Laugh if you will, but her books to date have sold more than 1.5 million copies; Mills and Boon will shift more.

A Heart for a Compass is based  partly on the life of a distant relativeHandout
A Heart for a Compass is based partly on the life of a distant relativeHandout

The last 12 months, most of them in lockdown, were of course blighted by the fallout of Prince Andrew's friendship with Jeffrey Epstein. But she didn't let it get her down. She issued a series of YouTube videos of her reading children's books, including Peepo by Allan Ahlberg (actually a lovely book) and The Dinky Donkey which I think involves a girl donkey and her mother who has a prosthetic leg; she did that one in a headband with a toy donkey; on another video, she wore a red riding hood. She may be 61 (she admits to cosmetic work) but she is young at heart.

Some of the sessions featured guest contributors, including the perennial royal favourite, Stephen Fry, and Prince Harry's former girlfriend, Cressida Bonas.
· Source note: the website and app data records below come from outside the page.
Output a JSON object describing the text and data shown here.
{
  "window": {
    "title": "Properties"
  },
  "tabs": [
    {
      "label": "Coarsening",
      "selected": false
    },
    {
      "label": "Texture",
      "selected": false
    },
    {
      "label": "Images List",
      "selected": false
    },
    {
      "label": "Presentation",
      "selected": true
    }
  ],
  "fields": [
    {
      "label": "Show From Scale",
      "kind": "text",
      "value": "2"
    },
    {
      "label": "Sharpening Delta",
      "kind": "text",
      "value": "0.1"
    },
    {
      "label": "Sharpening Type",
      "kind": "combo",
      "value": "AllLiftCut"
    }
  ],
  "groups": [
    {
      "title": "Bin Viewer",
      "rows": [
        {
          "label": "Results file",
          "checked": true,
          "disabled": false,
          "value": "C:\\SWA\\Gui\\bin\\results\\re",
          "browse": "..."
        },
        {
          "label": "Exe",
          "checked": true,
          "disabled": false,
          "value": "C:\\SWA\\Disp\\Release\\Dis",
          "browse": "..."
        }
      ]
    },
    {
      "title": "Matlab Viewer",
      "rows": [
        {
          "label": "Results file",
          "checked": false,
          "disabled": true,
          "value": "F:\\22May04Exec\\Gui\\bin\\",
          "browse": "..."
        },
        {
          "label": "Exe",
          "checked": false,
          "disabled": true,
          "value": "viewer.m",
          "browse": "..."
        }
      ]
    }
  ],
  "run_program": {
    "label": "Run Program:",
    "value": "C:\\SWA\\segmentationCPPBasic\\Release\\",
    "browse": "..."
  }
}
The series had 4,500 subscribers, and some 480,000 people watched some of her videos... which makes you think.

Princess Eugenie, her sister Beatrice and Sarah, Duchess of York, all bottom row, carrying out a virtual call with the Teenage Cancer Trust for its 30th anniversaryTeenage Cancer Trust/PA
Princess Eugenie, her sister Beatrice and Sarah, Duchess of York, all bottom row, carrying out a virtual call with the Teenage Cancer Trust for its 30th anniversaryTeenage Cancer Trust/PA

Like every former royal she's enthusiastic about her charity work and has set up a new venture, Sarah's Trust (following the collapse of an earlier charity foundation) to make a "long lasting difference to vulnerable communities". She says it made 150,000 donations to frontline workers during the coronavirus pandemic and said hundreds were 'personally funded' by Princess Eugenie and Princess Beatrice.

On New Year's Eve she revealed via Instagram that she had "personally donated" more than 250 sleeping bags, rucksacks and supplies to a homeless charity, many of them personally signed with a note saying Love Sarah. Doing good by stealth isn't really her thing.

And, very much with the contemporary vibe, not entirely dissimilar from Prince Harry's efforts to drum up compassion, she sent a message to her 308,000 Instagram followers for Christmas (or the holidays as she calls it). She told them: 'Today just give everyone a smile and so much love, every day of every moment just so much love, so much gratitude'.

The Duchess of York opening Teenage Cancer Trust’s first unit in 1990PA
The Duchess of York opening Teenage Cancer Trust’s first unit in 1990PA

She posed for a striking shot for the new book, with a hunting stock and a trim riding jacket, all set to ride side-saddle. And the poignant thing about it is that it conjures up the woman she might have been a couple of generations earlier: a jolly, strong-featured county lady, a brave rider to hounds, a kindly landowner's wife (actually, she's related to the owners of what was once one of the finest estates in Ireland), a good person at a fete, a feisty society redhead. She'd have been good at that. Instead she's been corralled by social change and an ill advised divorce into becoming that tragic figure: a minor royal celebrity who milks her status for money.

But she does it with such cheerful goodwill, such incessant activity, it's almost impossible to dislike her - and I've tried for years. I'll pass on A Heart for a Compass though.

Read More

Fergie to have new book published by Mills & Boon

Meet The Crown’s new cast of characters: From Princess Diana to Fergie

Duchess of York speaks of pride after Princess Beatrice's wedding